Uke- the attacker, or the one who is having the waza done to them has a VERY important role. The most obvious is that it needs to be a good solid “attack”, so tori can execute the waza correctly. But, uke is also learning about the waza in a way that tori currently cannot, until it is their turn.

An example from class this past Saturday:

Practicing a throw that makes landing correctly very difficult, the natural reaction to being thrown in this certain way is to put our your arms to break the fall, which is very bad for your arms, it is better to not put out your arms and risk breaking them. But this is the natural reaction to the throw.

When we are uke, and being thrown, we want to concentrate on the feeling of the throw and see how it wants us to take ukemi, feel and see how we want to land and how we don’t want to land.

This example of a waza within a waza is an important hidden point in the training.

Thursday, November 1, 2018

The Most Important Martial Arts Skill

Many years ago, as part of my sempai-kohai interaction I was sent to train with each black belt in the dojo with the following condition: They had one hour to show me what they thought was the most important aspect of the martial arts. The thought-flow was that if I was stuck on my own, with nobody to train with, what are the skills I should be drilling aspects of importance that could keep me advancing till I got back to structured training in the dojo. Each black belt- three of them, shared very different and unique perspectives.

I was recently thinking of this type of uchi-deshi training exercise, and thought to turn it into a blog post here on our training blog...

In our own class training, in every class, we practice a simple form of taisabaki movement. It can be scaled down for beginning students, or scaled up for the appropriate skill level.
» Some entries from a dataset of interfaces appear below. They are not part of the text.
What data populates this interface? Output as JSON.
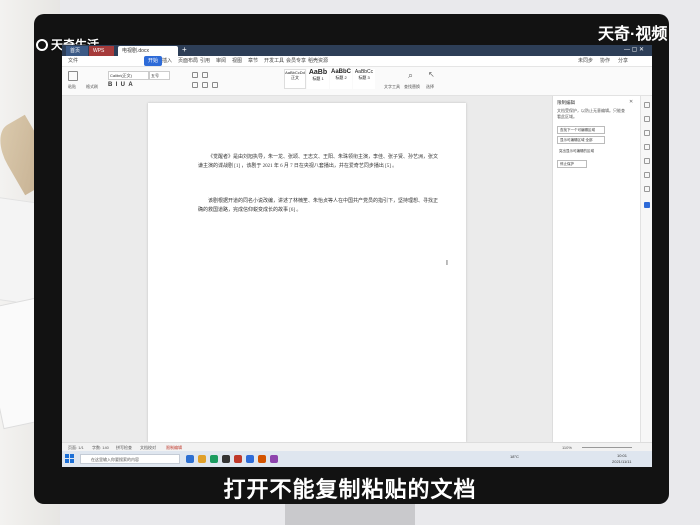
{
  "watermark": {
    "left": "天奇生活",
    "right": "天奇·视频"
  },
  "subtitle": "打开不能复制粘贴的文档",
  "titlebar": {
    "tabs": [
      "首页",
      "WPS",
      "电视剧.docx"
    ],
    "new_tab": "+"
  },
  "menu": {
    "items": [
      "文件",
      "开始",
      "插入",
      "页面布局",
      "引用",
      "审阅",
      "视图",
      "章节",
      "开发工具",
      "会员专享",
      "稻壳资源"
    ],
    "active": "开始",
    "right": [
      "未同步",
      "协作",
      "分享"
    ]
  },
  "ribbon": {
    "font_name": "Calibri(正文)",
    "font_size": "五号",
    "paste": "粘贴",
    "format_painter": "格式刷",
    "styles": [
      {
        "preview": "AaBbCcDd",
        "name": "正文"
      },
      {
        "preview": "AaBb",
        "name": "标题 1"
      },
      {
        "preview": "AaBbC",
        "name": "标题 2"
      },
      {
        "preview": "AaBbCc",
        "name": "标题 3"
      }
    ],
    "text_tools": "文字工具",
    "find_replace": "查找替换",
    "select": "选择"
  },
  "document": {
    "para1": "《觉醒者》是由刘旭执导，朱一龙、张颂、王志文、王阳、朱珠领衔主演，李佳、张子贤、孙艺洲，张文谦主演的谍战剧 [1] ，该剧于 2021 年 6 月 7 日在央视八套播出，并在爱奇艺同步播出 [5] 。",
    "para2": "该剧根据开道的同名小说改编，讲述了林楠笙、朱怡贞等人在中国共产党员的指引下，坚持理想、寻找正确的救国道路，完成信仰蜕变成长的故事 [6] 。"
  },
  "pane": {
    "title": "限制编辑",
    "desc": "文档受保护，以防止无意编辑。只能查看此区域。",
    "buttons": [
      "查找下一个可编辑区域",
      "显示可编辑区域 全部",
      "突出显示可编辑的区域",
      "停止保护"
    ]
  },
  "status": {
    "page": "页面: 1/1",
    "words": "字数: 140",
    "spell": "拼写检查",
    "compat": "文档校对",
    "protect": "限制编辑",
    "zoom": "110%"
  },
  "taskbar": {
    "search_placeholder": "在这里输入你要搜索的内容",
    "weather": "18°C",
    "time": "10:01",
    "date": "2021/11/11"
  }
}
The training drill looks like this:

You and your training partner stand across from each other with enough distance between both of you, so that your training partner has to take a step or two to reach you. When they are ready, they are going to reach out and grab you.

With correct timing, as this happens, you move off the angle of attack, and put yourself in a position so they can not continue on to grab you.

This teaches a VERY important martial arts skill- when something is coming at you, be it a grab, punch, kick, etc. get out of the way. 

Take yourself off the angle of attack, and using footwork, distance, and timing, put yourself in a place where you can not be attacked again.

Always keep moving.

This also has many advantages on a tacitcal level, in that a moving target (you) is harder to hit, and in always keeping moving, it allows one to use the leverage of the body (taijutsu) for effect, and proper kamae to control the situation.

That would be one of my most important martial arts skills.

Each week we aim to post training highlights from recent classes as a way of sharing the expressions of budo, while giving those interested in pursuing training insight into some of the movements and philosophies explored in each class.